Resourcing Online

February 22, 2010

With Second Life

As I was visiting a language class in Second Life this week, I was privately IM’ing a person from India who had helped me get to the right area for the visit, listening to the avatar teacher talk to a group of international avatar students, watching the local chat to see what was being input there, and listening to sounds coming from outside the classroom we were in, it was amazing to me the coming together of so many resources and wise use of online tools to help people learn one specific topic (speaking English).

The teacher not only had some moving visuals, but as she mentioned terms she thought might not be picked up well audibly by students, she typed the text of the words into chat so they could have the vocabulary reinforced. She did this without missing a beat in the conversation. Students could use the chat to ask questions or clarify as well. YouTube links, site links, sound files, and image files were instantly available to students that they could also easily save for study later. It was a very social, reinforcing atmosphere for learning.

With OERs and OCWs

I’ve always been a believer in providing people with resources and tools. In our course this week we talked about how that is happening online with some major initiatives toward making efforts to organize and make available all the content, resources, and tools out there – particularly Open Educational Resources (OER) and OpenCourseWare (OCW).

They ranged from the average person at Squidoo where “everyone is an expert on something” to the professional resourcing offered by MERLOT. Below are some sites that stuck out from this week:

•    Squidoo
•    Connextions (from Rice University)
•    MOOM (The Museum of Online Museums)
•    Tufts University’s OCW:
•    Penn State Live (professor’s anatomy quiz website)

The Assignment

As I’ve written about previously, I’ve been exploring Second Life.

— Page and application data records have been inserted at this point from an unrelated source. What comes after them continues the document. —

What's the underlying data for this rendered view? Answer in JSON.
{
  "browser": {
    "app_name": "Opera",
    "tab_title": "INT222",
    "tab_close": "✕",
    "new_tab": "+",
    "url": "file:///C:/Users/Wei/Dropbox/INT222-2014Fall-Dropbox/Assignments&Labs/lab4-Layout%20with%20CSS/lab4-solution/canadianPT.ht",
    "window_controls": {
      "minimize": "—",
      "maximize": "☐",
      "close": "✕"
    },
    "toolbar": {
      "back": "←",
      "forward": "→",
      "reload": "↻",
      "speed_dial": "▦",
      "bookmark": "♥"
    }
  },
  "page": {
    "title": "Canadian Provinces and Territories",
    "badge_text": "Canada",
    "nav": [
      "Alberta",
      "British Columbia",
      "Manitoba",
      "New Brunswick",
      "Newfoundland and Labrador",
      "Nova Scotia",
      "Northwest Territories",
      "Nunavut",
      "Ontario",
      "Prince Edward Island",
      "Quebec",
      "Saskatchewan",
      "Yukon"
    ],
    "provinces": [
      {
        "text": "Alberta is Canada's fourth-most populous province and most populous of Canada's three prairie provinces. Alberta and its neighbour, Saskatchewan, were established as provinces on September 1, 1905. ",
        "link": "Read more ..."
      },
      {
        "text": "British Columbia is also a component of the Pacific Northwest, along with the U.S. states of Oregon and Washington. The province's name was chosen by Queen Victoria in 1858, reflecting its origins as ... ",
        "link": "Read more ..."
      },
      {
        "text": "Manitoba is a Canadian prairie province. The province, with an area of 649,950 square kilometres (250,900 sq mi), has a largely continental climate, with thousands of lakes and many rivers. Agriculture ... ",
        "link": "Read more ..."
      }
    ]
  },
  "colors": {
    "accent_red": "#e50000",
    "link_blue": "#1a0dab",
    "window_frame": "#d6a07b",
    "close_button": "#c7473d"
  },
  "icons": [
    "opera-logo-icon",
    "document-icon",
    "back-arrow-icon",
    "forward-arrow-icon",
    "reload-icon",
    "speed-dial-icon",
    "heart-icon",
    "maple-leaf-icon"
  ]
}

I would like to do an observation assignment for a qualitative research class I’m also taking in addition to The World is Open. It took quite a bit of convincing for the professor to allow me to do this for the assignment as she was under the impression Second Life is a game and that gestures, expressions, and personal interaction could not be observed there.

The “Experts”

I thought it would be easy to find an educational event to observe because I am acquainted with a few people who are professionally involved in SL. Not so. Some never answered my email requests, others suggested someone else but then those people didn’t answer my emails. From about six contact names, I came up with no assistance.

The Community User

Then I mentioned it in casual conversation to a friend who works with someone who spends a great deal of time in SL. Within 24 hours he’d met up with me and introduced me to the world of SL giving a lot of insight not just in the how-to aspects of exploration but for some of the rather radically impacting paradigm shifts that are currently happening there in how the community is structured to function.

So ultimately, someone I had never even met spent an hour and a half orienting me to SL simply because he has a passion for helping others get around in a world he has expertise in through his own experiences.

Community Spread of Knowledge

As we’ve discussed how learning is being opened via the Internet and the collaboration of masses of people that are making that happen, it is all the more evident that going to the “experts” isn’t always an option because they are busy, inaccessible, or just don’t want to help – but when there are thousands (even millions) of others out there willing to share their knowledge with others, then the spread of knowledge and experience becomes exponential!

See you in Second Life! For now I’m using: eLee Winstanley. If you decide to visit some snowed-in evening, send me a friend request, and we’ll do some exploring together.